• _The data_
┌──

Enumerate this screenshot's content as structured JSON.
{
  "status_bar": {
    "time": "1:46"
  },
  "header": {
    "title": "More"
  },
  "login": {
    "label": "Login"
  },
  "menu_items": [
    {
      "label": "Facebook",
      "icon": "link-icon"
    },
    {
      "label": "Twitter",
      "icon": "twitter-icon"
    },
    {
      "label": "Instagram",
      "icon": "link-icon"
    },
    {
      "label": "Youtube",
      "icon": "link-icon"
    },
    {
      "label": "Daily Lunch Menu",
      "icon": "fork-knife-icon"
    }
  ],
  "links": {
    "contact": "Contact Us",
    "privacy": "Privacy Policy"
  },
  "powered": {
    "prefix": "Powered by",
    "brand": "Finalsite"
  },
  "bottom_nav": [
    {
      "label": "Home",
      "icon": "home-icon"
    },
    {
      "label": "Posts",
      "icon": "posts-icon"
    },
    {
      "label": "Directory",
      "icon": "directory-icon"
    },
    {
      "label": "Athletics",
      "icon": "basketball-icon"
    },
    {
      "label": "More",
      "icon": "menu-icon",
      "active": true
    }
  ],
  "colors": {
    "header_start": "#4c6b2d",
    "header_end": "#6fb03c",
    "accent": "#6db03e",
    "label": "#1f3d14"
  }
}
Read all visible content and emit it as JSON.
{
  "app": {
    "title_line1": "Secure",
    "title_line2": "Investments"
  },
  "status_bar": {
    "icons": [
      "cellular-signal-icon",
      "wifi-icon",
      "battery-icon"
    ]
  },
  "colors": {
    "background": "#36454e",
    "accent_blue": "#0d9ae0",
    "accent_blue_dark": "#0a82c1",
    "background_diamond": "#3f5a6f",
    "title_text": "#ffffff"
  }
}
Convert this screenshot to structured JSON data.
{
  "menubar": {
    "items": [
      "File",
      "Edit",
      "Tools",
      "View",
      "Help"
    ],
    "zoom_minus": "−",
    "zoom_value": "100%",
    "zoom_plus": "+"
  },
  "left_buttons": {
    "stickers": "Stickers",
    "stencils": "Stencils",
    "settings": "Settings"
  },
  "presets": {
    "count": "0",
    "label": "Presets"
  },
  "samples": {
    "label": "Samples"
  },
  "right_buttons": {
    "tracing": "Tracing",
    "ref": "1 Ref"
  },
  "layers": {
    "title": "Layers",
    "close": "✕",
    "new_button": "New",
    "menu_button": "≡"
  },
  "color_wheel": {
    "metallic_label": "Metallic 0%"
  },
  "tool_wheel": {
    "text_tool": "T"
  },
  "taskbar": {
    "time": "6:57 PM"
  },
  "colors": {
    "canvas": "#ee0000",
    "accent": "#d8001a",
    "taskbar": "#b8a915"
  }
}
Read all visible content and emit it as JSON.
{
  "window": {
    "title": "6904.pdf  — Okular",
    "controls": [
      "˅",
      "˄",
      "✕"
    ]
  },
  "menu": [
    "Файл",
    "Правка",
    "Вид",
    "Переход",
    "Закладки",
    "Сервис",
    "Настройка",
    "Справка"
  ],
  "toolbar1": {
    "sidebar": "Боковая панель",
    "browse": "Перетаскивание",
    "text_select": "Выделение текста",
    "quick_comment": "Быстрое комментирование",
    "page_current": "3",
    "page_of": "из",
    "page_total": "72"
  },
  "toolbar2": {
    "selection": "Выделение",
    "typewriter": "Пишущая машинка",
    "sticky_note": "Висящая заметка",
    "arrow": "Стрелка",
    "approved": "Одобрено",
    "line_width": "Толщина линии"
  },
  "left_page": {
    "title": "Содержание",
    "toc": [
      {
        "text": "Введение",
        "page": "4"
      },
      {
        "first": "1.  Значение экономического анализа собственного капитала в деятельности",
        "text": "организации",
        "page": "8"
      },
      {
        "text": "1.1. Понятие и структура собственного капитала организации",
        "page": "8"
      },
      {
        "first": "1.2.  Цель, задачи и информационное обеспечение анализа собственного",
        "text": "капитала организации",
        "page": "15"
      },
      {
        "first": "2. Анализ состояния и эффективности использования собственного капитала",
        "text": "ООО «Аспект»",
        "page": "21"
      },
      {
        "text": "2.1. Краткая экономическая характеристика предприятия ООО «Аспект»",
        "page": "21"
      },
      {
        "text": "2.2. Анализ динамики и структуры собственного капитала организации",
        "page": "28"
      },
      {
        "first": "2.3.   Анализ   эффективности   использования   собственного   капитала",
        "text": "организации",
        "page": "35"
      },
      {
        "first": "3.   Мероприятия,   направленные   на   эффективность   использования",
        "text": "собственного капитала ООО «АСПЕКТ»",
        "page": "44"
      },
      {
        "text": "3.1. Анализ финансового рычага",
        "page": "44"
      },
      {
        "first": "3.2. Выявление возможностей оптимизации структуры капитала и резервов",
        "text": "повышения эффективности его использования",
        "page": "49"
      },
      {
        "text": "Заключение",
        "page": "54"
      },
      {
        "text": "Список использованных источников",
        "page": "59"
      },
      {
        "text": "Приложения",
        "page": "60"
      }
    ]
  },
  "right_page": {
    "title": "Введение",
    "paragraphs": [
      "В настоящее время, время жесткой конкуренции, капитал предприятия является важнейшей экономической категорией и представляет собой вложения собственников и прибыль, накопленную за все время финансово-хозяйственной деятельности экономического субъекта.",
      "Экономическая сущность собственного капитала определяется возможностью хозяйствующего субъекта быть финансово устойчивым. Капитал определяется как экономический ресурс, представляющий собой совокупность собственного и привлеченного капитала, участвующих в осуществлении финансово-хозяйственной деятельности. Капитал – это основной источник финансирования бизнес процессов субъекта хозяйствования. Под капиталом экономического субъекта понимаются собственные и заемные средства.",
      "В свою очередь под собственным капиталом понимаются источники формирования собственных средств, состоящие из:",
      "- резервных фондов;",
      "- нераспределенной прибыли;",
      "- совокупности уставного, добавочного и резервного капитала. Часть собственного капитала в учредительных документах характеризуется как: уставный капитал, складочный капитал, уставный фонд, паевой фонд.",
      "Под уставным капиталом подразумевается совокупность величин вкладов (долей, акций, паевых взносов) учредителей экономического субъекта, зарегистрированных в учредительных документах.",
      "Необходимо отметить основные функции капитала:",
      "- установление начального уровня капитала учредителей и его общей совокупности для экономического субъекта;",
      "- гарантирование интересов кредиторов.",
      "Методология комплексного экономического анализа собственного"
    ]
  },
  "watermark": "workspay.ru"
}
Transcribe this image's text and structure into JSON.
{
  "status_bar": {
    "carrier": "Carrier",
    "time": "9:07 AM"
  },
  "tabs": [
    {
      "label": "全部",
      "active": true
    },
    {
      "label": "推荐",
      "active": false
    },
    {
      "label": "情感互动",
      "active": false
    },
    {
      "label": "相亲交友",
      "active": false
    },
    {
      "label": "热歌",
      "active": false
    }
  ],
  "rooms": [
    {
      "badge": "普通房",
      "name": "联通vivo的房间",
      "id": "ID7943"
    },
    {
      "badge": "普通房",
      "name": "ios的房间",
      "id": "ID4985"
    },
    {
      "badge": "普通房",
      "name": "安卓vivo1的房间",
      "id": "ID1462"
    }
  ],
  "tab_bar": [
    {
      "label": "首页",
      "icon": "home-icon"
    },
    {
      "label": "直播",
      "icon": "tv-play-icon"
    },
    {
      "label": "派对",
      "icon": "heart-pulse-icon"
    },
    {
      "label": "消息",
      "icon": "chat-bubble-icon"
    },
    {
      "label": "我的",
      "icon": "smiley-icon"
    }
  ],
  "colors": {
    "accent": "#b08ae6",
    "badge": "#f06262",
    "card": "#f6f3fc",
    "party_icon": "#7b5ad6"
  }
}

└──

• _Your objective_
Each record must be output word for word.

• _Exercise output_
Enumerate this screenshot's content as structured JSON.
{
  "status_bar": {
    "time": "1:46"
  },
  "header": {
    "title": "More"
  },
  "login": {
    "label": "Login"
  },
  "menu_items": [
    {
      "label": "Facebook",
      "icon": "link-icon"
    },
    {
      "label": "Twitter",
      "icon": "twitter-icon"
    },
    {
      "label": "Instagram",
      "icon": "link-icon"
    },
    {
      "label": "Youtube",
      "icon": "link-icon"
    },
    {
      "label": "Daily Lunch Menu",
      "icon": "fork-knife-icon"
    }
  ],
  "links": {
    "contact": "Contact Us",
    "privacy": "Privacy Policy"
  },
  "powered": {
    "prefix": "Powered by",
    "brand": "Finalsite"
  },
  "bottom_nav": [
    {
      "label": "Home",
      "icon": "home-icon"
    },
    {
      "label": "Posts",
      "icon": "posts-icon"
    },
    {
      "label": "Directory",
      "icon": "directory-icon"
    },
    {
      "label": "Athletics",
      "icon": "basketball-icon"
    },
    {
      "label": "More",
      "icon": "menu-icon",
      "active": true
    }
  ],
  "colors": {
    "header_start": "#4c6b2d",
    "header_end": "#6fb03c",
    "accent": "#6db03e",
    "label": "#1f3d14"
  }
}
Read all visible content and emit it as JSON.
{
  "app": {
    "title_line1": "Secure",
    "title_line2": "Investments"
  },
  "status_bar": {
    "icons": [
      "cellular-signal-icon",
      "wifi-icon",
      "battery-icon"
    ]
  },
  "colors": {
    "background": "#36454e",
    "accent_blue": "#0d9ae0",
    "accent_blue_dark": "#0a82c1",
    "background_diamond": "#3f5a6f",
    "title_text": "#ffffff"
  }
}
Convert this screenshot to structured JSON data.
{
  "menubar": {
    "items": [
      "File",
      "Edit",
      "Tools",
      "View",
      "Help"
    ],
    "zoom_minus": "−",
    "zoom_value": "100%",
    "zoom_plus": "+"
  },
  "left_buttons": {
    "stickers": "Stickers",
    "stencils": "Stencils",
    "settings": "Settings"
  },
  "presets": {
    "count": "0",
    "label": "Presets"
  },
  "samples": {
    "label": "Samples"
  },
  "right_buttons": {
    "tracing": "Tracing",
    "ref": "1 Ref"
  },
  "layers": {
    "title": "Layers",
    "close": "✕",
    "new_button": "New",
    "menu_button": "≡"
  },
  "color_wheel": {
    "metallic_label": "Metallic 0%"
  },
  "tool_wheel": {
    "text_tool": "T"
  },
  "taskbar": {
    "time": "6:57 PM"
  },
  "colors": {
    "canvas": "#ee0000",
    "accent": "#d8001a",
    "taskbar": "#b8a915"
  }
}
Read all visible content and emit it as JSON.
{
  "window": {
    "title": "6904.pdf  — Okular",
    "controls": [
      "˅",
      "˄",
      "✕"
    ]
  },
  "menu": [
    "Файл",
    "Правка",
    "Вид",
    "Переход",
    "Закладки",
    "Сервис",
    "Настройка",
    "Справка"
  ],
  "toolbar1": {
    "sidebar": "Боковая панель",
    "browse": "Перетаскивание",
    "text_select": "Выделение текста",
    "quick_comment": "Быстрое комментирование",
    "page_current": "3",
    "page_of": "из",
    "page_total": "72"
  },
  "toolbar2": {
    "selection": "Выделение",
    "typewriter": "Пишущая машинка",
    "sticky_note": "Висящая заметка",
    "arrow": "Стрелка",
    "approved": "Одобрено",
    "line_width": "Толщина линии"
  },
  "left_page": {
    "title": "Содержание",
    "toc": [
      {
        "text": "Введение",
        "page": "4"
      },
      {
        "first": "1.  Значение экономического анализа собственного капитала в деятельности",
        "text": "организации",
        "page": "8"
      },
      {
        "text": "1.1. Понятие и структура собственного капитала организации",
        "page": "8"
      },
      {
        "first": "1.2.  Цель, задачи и информационное обеспечение анализа собственного",
        "text": "капитала организации",
        "page": "15"
      },
      {
        "first": "2. Анализ состояния и эффективности использования собственного капитала",
        "text": "ООО «Аспект»",
        "page": "21"
      },
      {
        "text": "2.1. Краткая экономическая характеристика предприятия ООО «Аспект»",
        "page": "21"
      },
      {
        "text": "2.2. Анализ динамики и структуры собственного капитала организации",
        "page": "28"
      },
      {
        "first": "2.3.   Анализ   эффективности   использования   собственного   капитала",
        "text": "организации",
        "page": "35"
      },
      {
        "first": "3.   Мероприятия,   направленные   на   эффективность   использования",
        "text": "собственного капитала ООО «АСПЕКТ»",
        "page": "44"
      },
      {
        "text": "3.1. Анализ финансового рычага",
        "page": "44"
      },
      {
        "first": "3.2. Выявление возможностей оптимизации структуры капитала и резервов",
        "text": "повышения эффективности его использования",
        "page": "49"
      },
      {
        "text": "Заключение",
        "page": "54"
      },
      {
        "text": "Список использованных источников",
        "page": "59"
      },
      {
        "text": "Приложения",
        "page": "60"
      }
    ]
  },
  "right_page": {
    "title": "Введение",
    "paragraphs": [
      "В настоящее время, время жесткой конкуренции, капитал предприятия является важнейшей экономической категорией и представляет собой вложения собственников и прибыль, накопленную за все время финансово-хозяйственной деятельности экономического субъекта.",
      "Экономическая сущность собственного капитала определяется возможностью хозяйствующего субъекта быть финансово устойчивым. Капитал определяется как экономический ресурс, представляющий собой совокупность собственного и привлеченного капитала, участвующих в осуществлении финансово-хозяйственной деятельности. Капитал – это основной источник финансирования бизнес процессов субъекта хозяйствования. Под капиталом экономического субъекта понимаются собственные и заемные средства.",
      "В свою очередь под собственным капиталом понимаются источники формирования собственных средств, состоящие из:",
      "- резервных фондов;",
      "- нераспределенной прибыли;",
      "- совокупности уставного, добавочного и резервного капитала. Часть собственного капитала в учредительных документах характеризуется как: уставный капитал, складочный капитал, уставный фонд, паевой фонд.",
      "Под уставным капиталом подразумевается совокупность величин вкладов (долей, акций, паевых взносов) учредителей экономического субъекта, зарегистрированных в учредительных документах.",
      "Необходимо отметить основные функции капитала:",
      "- установление начального уровня капитала учредителей и его общей совокупности для экономического субъекта;",
      "- гарантирование интересов кредиторов.",
      "Методология комплексного экономического анализа собственного"
    ]
  },
  "watermark": "workspay.ru"
}
Transcribe this image's text and structure into JSON.
{
  "status_bar": {
    "carrier": "Carrier",
    "time": "9:07 AM"
  },
  "tabs": [
    {
      "label": "全部",
      "active": true
    },
    {
      "label": "推荐",
      "active": false
    },
    {
      "label": "情感互动",
      "active": false
    },
    {
      "label": "相亲交友",
      "active": false
    },
    {
      "label": "热歌",
      "active": false
    }
  ],
  "rooms": [
    {
      "badge": "普通房",
      "name": "联通vivo的房间",
      "id": "ID7943"
    },
    {
      "badge": "普通房",
      "name": "ios的房间",
      "id": "ID4985"
    },
    {
      "badge": "普通房",
      "name": "安卓vivo1的房间",
      "id": "ID1462"
    }
  ],
  "tab_bar": [
    {
      "label": "首页",
      "icon": "home-icon"
    },
    {
      "label": "直播",
      "icon": "tv-play-icon"
    },
    {
      "label": "派对",
      "icon": "heart-pulse-icon"
    },
    {
      "label": "消息",
      "icon": "chat-bubble-icon"
    },
    {
      "label": "我的",
      "icon": "smiley-icon"
    }
  ],
  "colors": {
    "accent": "#b08ae6",
    "badge": "#f06262",
    "card": "#f6f3fc",
    "party_icon": "#7b5ad6"
  }
}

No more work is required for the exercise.